== Your goal ==
Reproduce the whole listing below without its pictures, exactly as written.

== Source data ==
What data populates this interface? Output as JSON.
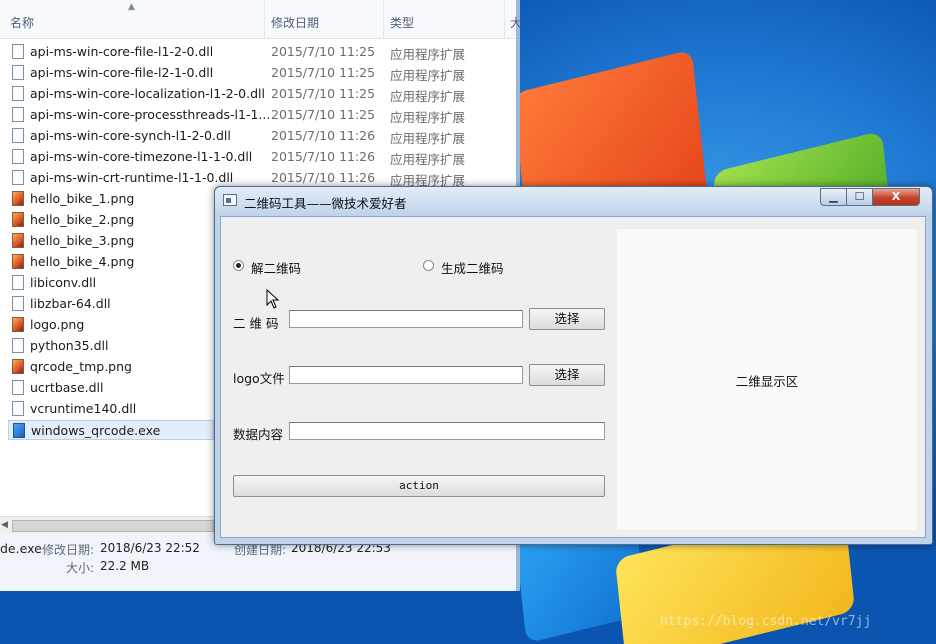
{
  "explorer": {
    "columns": {
      "name": "名称",
      "modified": "修改日期",
      "type": "类型",
      "extra": "大"
    },
    "files": [
      {
        "name": "api-ms-win-core-file-l1-2-0.dll",
        "date": "2015/7/10 11:25",
        "type": "应用程序扩展",
        "icon": "dll-file-icon"
      },
      {
        "name": "api-ms-win-core-file-l2-1-0.dll",
        "date": "2015/7/10 11:25",
        "type": "应用程序扩展",
        "icon": "dll-file-icon"
      },
      {
        "name": "api-ms-win-core-localization-l1-2-0.dll",
        "date": "2015/7/10 11:25",
        "type": "应用程序扩展",
        "icon": "dll-file-icon"
      },
      {
        "name": "api-ms-win-core-processthreads-l1-1...",
        "date": "2015/7/10 11:25",
        "type": "应用程序扩展",
        "icon": "dll-file-icon"
      },
      {
        "name": "api-ms-win-core-synch-l1-2-0.dll",
        "date": "2015/7/10 11:26",
        "type": "应用程序扩展",
        "icon": "dll-file-icon"
      },
      {
        "name": "api-ms-win-core-timezone-l1-1-0.dll",
        "date": "2015/7/10 11:26",
        "type": "应用程序扩展",
        "icon": "dll-file-icon"
      },
      {
        "name": "api-ms-win-crt-runtime-l1-1-0.dll",
        "date": "2015/7/10 11:26",
        "type": "应用程序扩展",
        "icon": "dll-file-icon"
      },
      {
        "name": "hello_bike_1.png",
        "date": "",
        "type": "",
        "icon": "png-file-icon"
      },
      {
        "name": "hello_bike_2.png",
        "date": "",
        "type": "",
        "icon": "png-file-icon"
      },
      {
        "name": "hello_bike_3.png",
        "date": "",
        "type": "",
        "icon": "png-file-icon"
      },
      {
        "name": "hello_bike_4.png",
        "date": "",
        "type": "",
        "icon": "png-file-icon"
      },
      {
        "name": "libiconv.dll",
        "date": "",
        "type": "",
        "icon": "dll-file-icon"
      },
      {
        "name": "libzbar-64.dll",
        "date": "",
        "type": "",
        "icon": "dll-file-icon"
      },
      {
        "name": "logo.png",
        "date": "",
        "type": "",
        "icon": "png-file-icon"
      },
      {
        "name": "python35.dll",
        "date": "",
        "type": "",
        "icon": "dll-file-icon"
      },
      {
        "name": "qrcode_tmp.png",
        "date": "",
        "type": "",
        "icon": "png-file-icon"
      },
      {
        "name": "ucrtbase.dll",
        "date": "",
        "type": "",
        "icon": "dll-file-icon"
      },
      {
        "name": "vcruntime140.dll",
        "date": "",
        "type": "",
        "icon": "dll-file-icon"
      },
      {
        "name": "windows_qrcode.exe",
        "date": "",
        "type": "",
        "icon": "exe-file-icon",
        "selected": true
      }
    ],
    "details": {
      "filename": "de.exe",
      "modified_label": "修改日期:",
      "modified_value": "2018/6/23 22:52",
      "created_label": "创建日期:",
      "created_value": "2018/6/23 22:53",
      "size_label": "大小:",
      "size_value": "22.2 MB"
    }
  },
  "dialog": {
    "title": "二维码工具——微技术爱好者",
    "caption_buttons": {
      "minimize": "▁",
      "maximize": "☐",
      "close": "X"
    },
    "radio_decode": "解二维码",
    "radio_generate": "生成二维码",
    "decode_selected": true,
    "qr_label": "二 维 码",
    "logo_label": "logo文件",
    "data_label": "数据内容",
    "qr_value": "",
    "logo_value": "",
    "data_value": "",
    "select_button": "选择",
    "select_button_2": "选择",
    "action_button": "action",
    "display_area_label": "二维显示区"
  },
  "desktop": {
    "watermark": "https://blog.csdn.net/vr7jj"
  }
}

== Task output ==
What data populates this interface? Output as JSON.
{
  "explorer": {
    "columns": {
      "name": "名称",
      "modified": "修改日期",
      "type": "类型",
      "extra": "大"
    },
    "files": [
      {
        "name": "api-ms-win-core-file-l1-2-0.dll",
        "date": "2015/7/10 11:25",
        "type": "应用程序扩展",
        "icon": "dll-file-icon"
      },
      {
        "name": "api-ms-win-core-file-l2-1-0.dll",
        "date": "2015/7/10 11:25",
        "type": "应用程序扩展",
        "icon": "dll-file-icon"
      },
      {
        "name": "api-ms-win-core-localization-l1-2-0.dll",
        "date": "2015/7/10 11:25",
        "type": "应用程序扩展",
        "icon": "dll-file-icon"
      },
      {
        "name": "api-ms-win-core-processthreads-l1-1...",
        "date": "2015/7/10 11:25",
        "type": "应用程序扩展",
        "icon": "dll-file-icon"
      },
      {
        "name": "api-ms-win-core-synch-l1-2-0.dll",
        "date": "2015/7/10 11:26",
        "type": "应用程序扩展",
        "icon": "dll-file-icon"
      },
      {
        "name": "api-ms-win-core-timezone-l1-1-0.dll",
        "date": "2015/7/10 11:26",
        "type": "应用程序扩展",
        "icon": "dll-file-icon"
      },
      {
        "name": "api-ms-win-crt-runtime-l1-1-0.dll",
        "date": "2015/7/10 11:26",
        "type": "应用程序扩展",
        "icon": "dll-file-icon"
      },
      {
        "name": "hello_bike_1.png",
        "date": "",
        "type": "",
        "icon": "png-file-icon"
      },
      {
        "name": "hello_bike_2.png",
        "date": "",
        "type": "",
        "icon": "png-file-icon"
      },
      {
        "name": "hello_bike_3.png",
        "date": "",
        "type": "",
        "icon": "png-file-icon"
      },
      {
        "name": "hello_bike_4.png",
        "date": "",
        "type": "",
        "icon": "png-file-icon"
      },
      {
        "name": "libiconv.dll",
        "date": "",
        "type": "",
        "icon": "dll-file-icon"
      },
      {
        "name": "libzbar-64.dll",
        "date": "",
        "type": "",
        "icon": "dll-file-icon"
      },
      {
        "name": "logo.png",
        "date": "",
        "type": "",
        "icon": "png-file-icon"
      },
      {
        "name": "python35.dll",
        "date": "",
        "type": "",
        "icon": "dll-file-icon"
      },
      {
        "name": "qrcode_tmp.png",
        "date": "",
        "type": "",
        "icon": "png-file-icon"
      },
      {
        "name": "ucrtbase.dll",
        "date": "",
        "type": "",
        "icon": "dll-file-icon"
      },
      {
        "name": "vcruntime140.dll",
        "date": "",
        "type": "",
        "icon": "dll-file-icon"
      },
      {
        "name": "windows_qrcode.exe",
        "date": "",
        "type": "",
        "icon": "exe-file-icon",
        "selected": true
      }
    ],
    "details": {
      "filename": "de.exe",
      "modified_label": "修改日期:",
      "modified_value": "2018/6/23 22:52",
      "created_label": "创建日期:",
      "created_value": "2018/6/23 22:53",
      "size_label": "大小:",
      "size_value": "22.2 MB"
    }
  },
  "dialog": {
    "title": "二维码工具——微技术爱好者",
    "caption_buttons": {
      "minimize": "▁",
      "maximize": "☐",
      "close": "X"
    },
    "radio_decode": "解二维码",
    "radio_generate": "生成二维码",
    "decode_selected": true,
    "qr_label": "二 维 码",
    "logo_label": "logo文件",
    "data_label": "数据内容",
    "qr_value": "",
    "logo_value": "",
    "data_value": "",
    "select_button": "选择",
    "select_button_2": "选择",
    "action_button": "action",
    "display_area_label": "二维显示区"
  },
  "desktop": {
    "watermark": "https://blog.csdn.net/vr7jj"
  }
}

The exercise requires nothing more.